** TASK INPUT follows **

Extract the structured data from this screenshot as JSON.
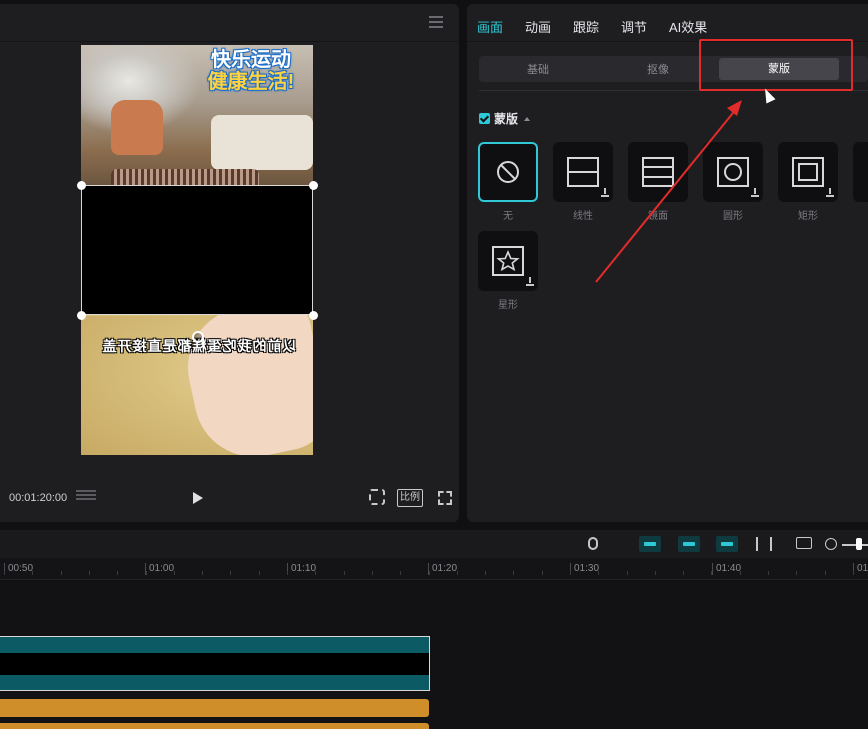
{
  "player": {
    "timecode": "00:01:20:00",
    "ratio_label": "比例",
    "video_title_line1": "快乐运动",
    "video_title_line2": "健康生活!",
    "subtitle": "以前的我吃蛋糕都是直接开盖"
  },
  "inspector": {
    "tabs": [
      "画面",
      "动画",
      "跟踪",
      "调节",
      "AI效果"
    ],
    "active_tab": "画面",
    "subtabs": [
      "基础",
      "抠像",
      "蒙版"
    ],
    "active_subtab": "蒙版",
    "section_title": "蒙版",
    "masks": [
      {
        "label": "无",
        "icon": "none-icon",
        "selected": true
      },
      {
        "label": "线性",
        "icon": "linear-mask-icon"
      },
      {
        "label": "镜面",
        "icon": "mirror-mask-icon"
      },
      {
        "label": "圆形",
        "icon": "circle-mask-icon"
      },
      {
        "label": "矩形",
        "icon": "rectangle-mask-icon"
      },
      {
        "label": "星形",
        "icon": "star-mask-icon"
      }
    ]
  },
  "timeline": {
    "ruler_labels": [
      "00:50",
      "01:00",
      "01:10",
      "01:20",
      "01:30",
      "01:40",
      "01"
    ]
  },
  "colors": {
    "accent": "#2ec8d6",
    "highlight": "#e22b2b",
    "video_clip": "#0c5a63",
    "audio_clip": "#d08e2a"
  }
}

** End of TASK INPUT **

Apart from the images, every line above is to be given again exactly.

Extract the structured data from this screenshot as JSON.
{
  "player": {
    "timecode": "00:01:20:00",
    "ratio_label": "比例",
    "video_title_line1": "快乐运动",
    "video_title_line2": "健康生活!",
    "subtitle": "以前的我吃蛋糕都是直接开盖"
  },
  "inspector": {
    "tabs": [
      "画面",
      "动画",
      "跟踪",
      "调节",
      "AI效果"
    ],
    "active_tab": "画面",
    "subtabs": [
      "基础",
      "抠像",
      "蒙版"
    ],
    "active_subtab": "蒙版",
    "section_title": "蒙版",
    "masks": [
      {
        "label": "无",
        "icon": "none-icon",
        "selected": true
      },
      {
        "label": "线性",
        "icon": "linear-mask-icon"
      },
      {
        "label": "镜面",
        "icon": "mirror-mask-icon"
      },
      {
        "label": "圆形",
        "icon": "circle-mask-icon"
      },
      {
        "label": "矩形",
        "icon": "rectangle-mask-icon"
      },
      {
        "label": "星形",
        "icon": "star-mask-icon"
      }
    ]
  },
  "timeline": {
    "ruler_labels": [
      "00:50",
      "01:00",
      "01:10",
      "01:20",
      "01:30",
      "01:40",
      "01"
    ]
  },
  "colors": {
    "accent": "#2ec8d6",
    "highlight": "#e22b2b",
    "video_clip": "#0c5a63",
    "audio_clip": "#d08e2a"
  }
}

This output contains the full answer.